Turner will photograph people regardless of whether they are aware of his Canon 600D with 15–85mm zoom lens. When people ask him why he is photographing them, he has a ready response: “I say I am recording my community, or whatever, for posterity.”
Turner’s ultimate aim is documentary or reportage, “Making pictures for posterity to show what the places I lived in looked like to me.”
His new book, Te Atatu Me: photographs of an urban New Zealand village, does just that. The photos, depicting everyday life in Te Atatu Peninsula, West Auckland, were taken between 2005 and 2011.
“My hope is that these photographs, as visible evidence of this typical urban New Zealand village, will prove useful for future generations to better understand something of the history of this place. And, of course, I also hope that these photographs can be enjoyed as pictures in their own right,” Turner writes in the introduction to his book.
The book, his first showcasing his own photographs, is expected to hit store shelves in April.
All three photographers stress that success as a street photographer doesn’t come easily, despite the prevalence of smartphones with sophisticated cameras and advances in digital technology which make picture-taking convenient.
“People think anybody can be a photographer, it’s just a matter of pushing a button,” Ward laments. “In fact, it’s probably one of the hardest mediums to achieve success in because so many people are doing it. To actually stand out above the crowd is very, very difficult.”
As more and more work floods the market, and with more and more places to show photography, notably online, it becomes harder for talented street photographers to get their work noticed.
Cook agrees that finding an audience for a street photographer’s work can be daunting.
“Try to find a particular voice or angle that you can bring to it,” he advises, adding that achieving that can require a lot of time and effort.
“Working out on the street is really good training for other types of photography, whether it’s commercial work, fashion photography, or whatever,” Cook says. “It tests you on thinking quickly, working smartly with a limited amount of technology, and working with people.”
Turner echoes his colleagues’ sentiments and offers advice of his own.
“There is little market for this kind of work if it is not flashy or a little fashionably outrageous, i.e. ‘newsworthy’,” he says. “Forget the market, but see if you can find a smart and friendly local or national librarian to take an interest in your work. They are the guardians of photographs with future use value. Exhibit your work now and again, to hold the mirror up to society — and challenge the art and social status quo by reminding people of how interesting daily life can be.”

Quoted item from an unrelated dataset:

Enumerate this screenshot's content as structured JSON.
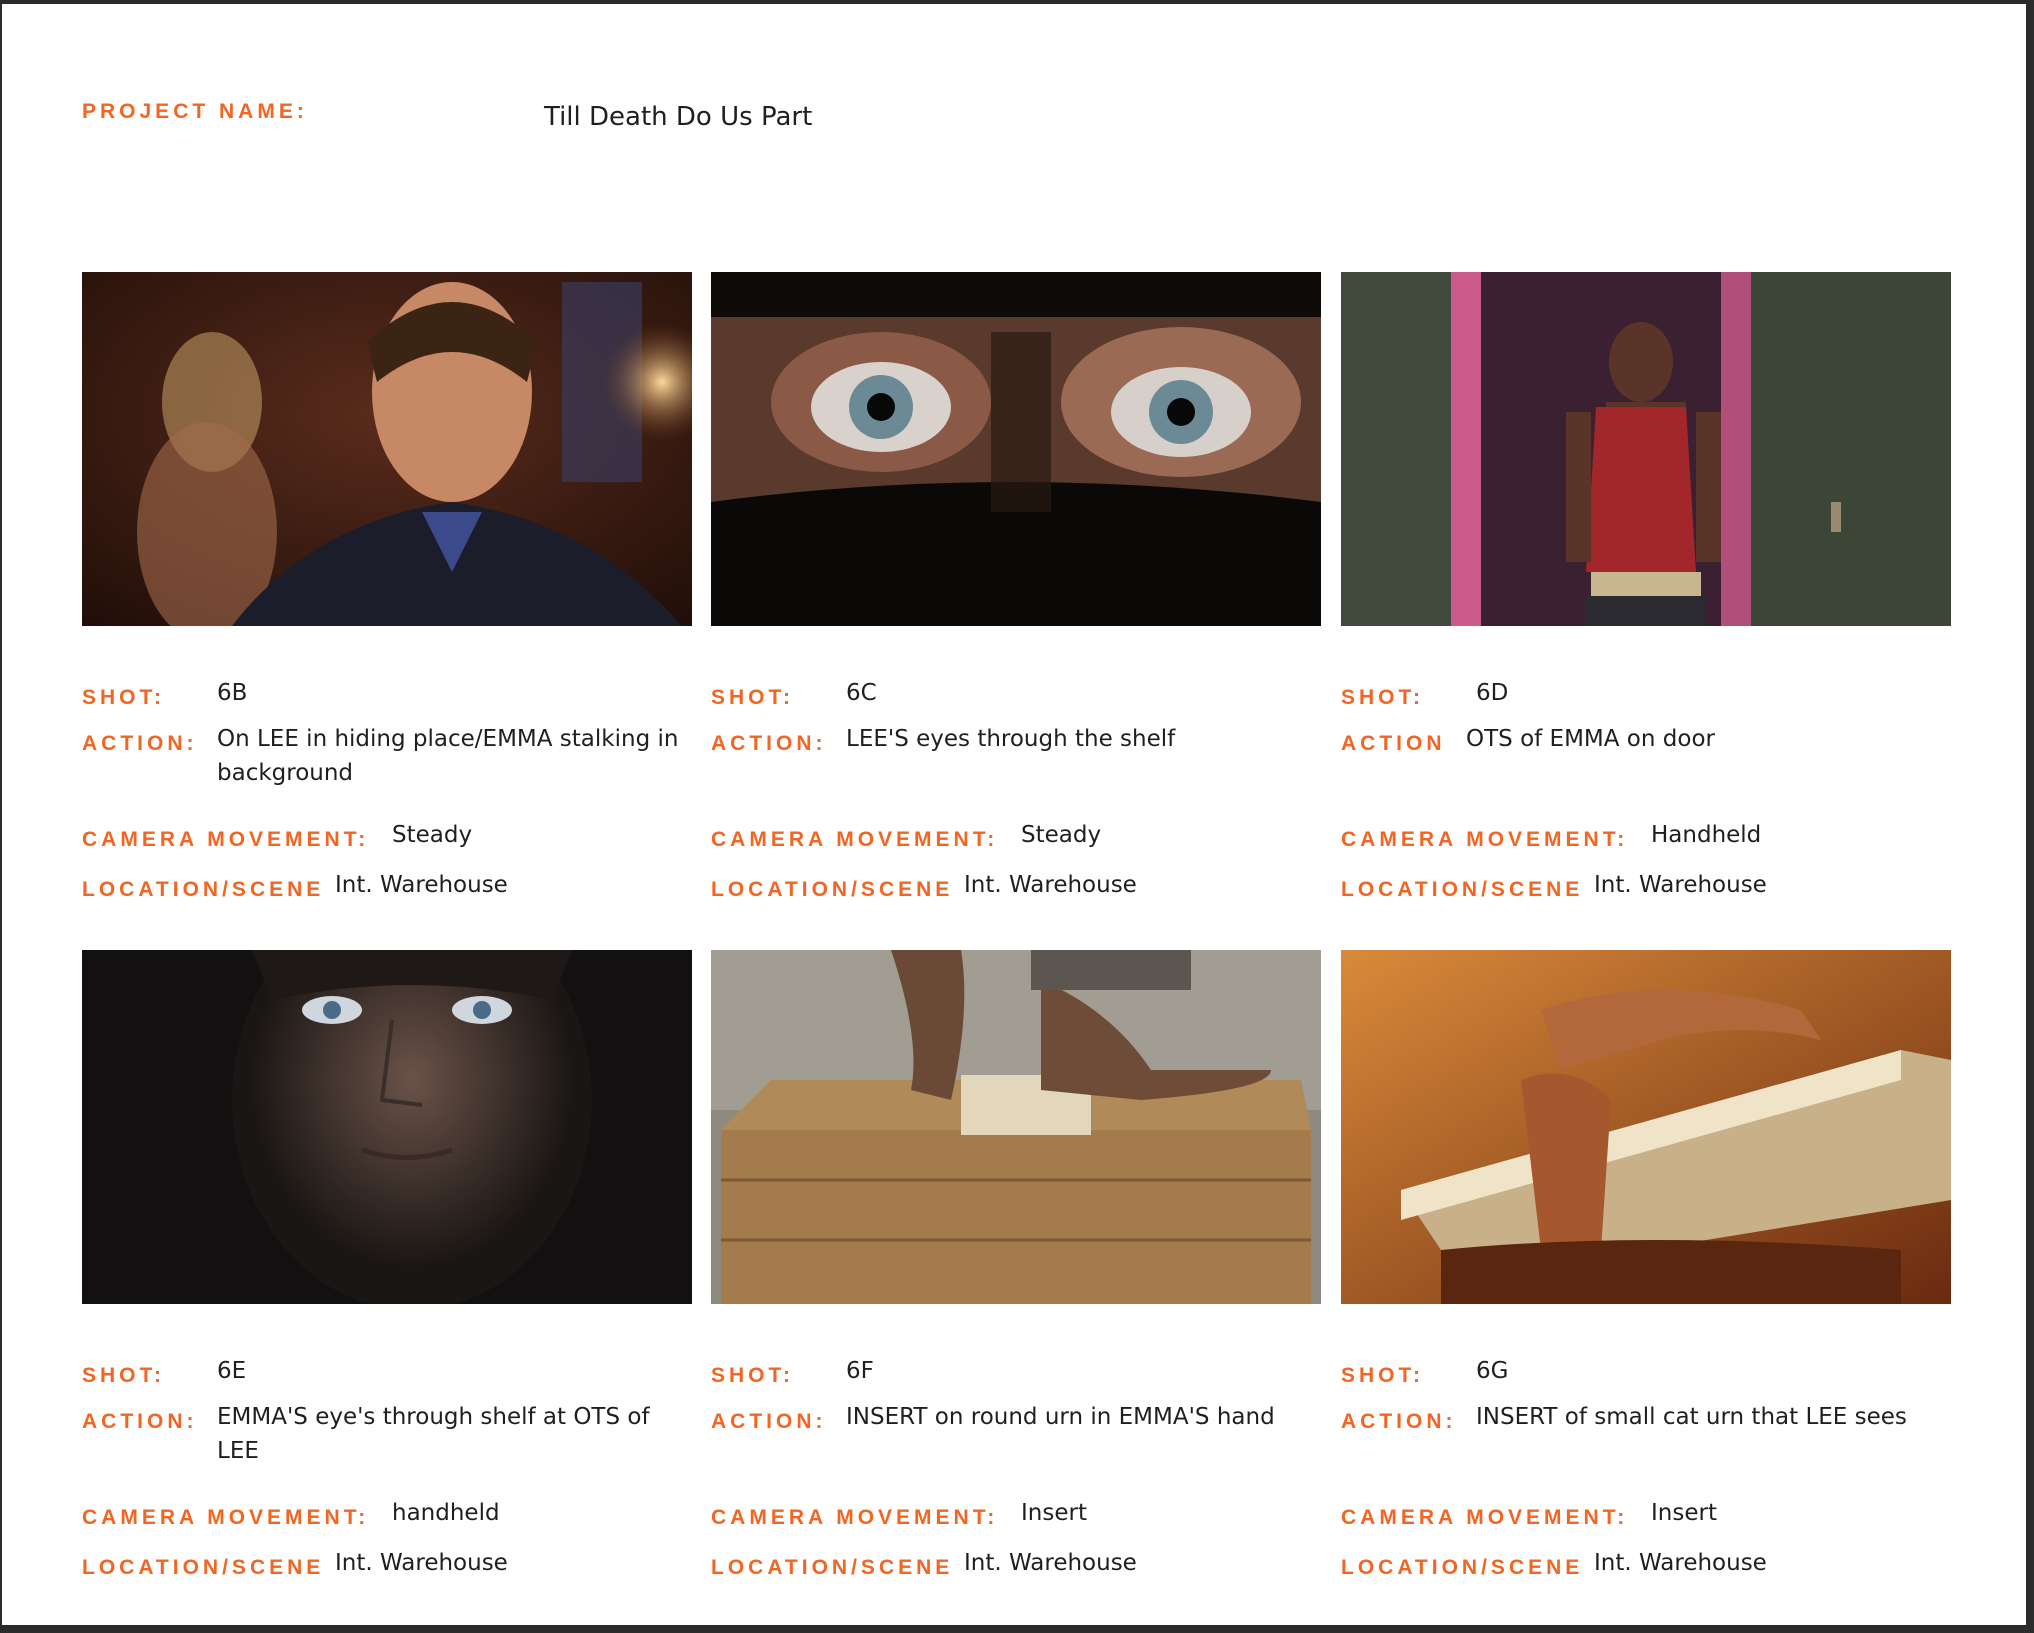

Despite the challenges — especially today as people become more suspicious of those taking their pictures on the street — Ward says he wouldn’t want to do anything else.
“Street life is fascinating, and people have always photographed it since cameras were invented,” he says.
And eons before the camera, people would draw pictures on cave walls to communicate with others, Ward notes.
“Maybe in prehistoric times, we [street photographers] were the ones who drew on the cave walls.”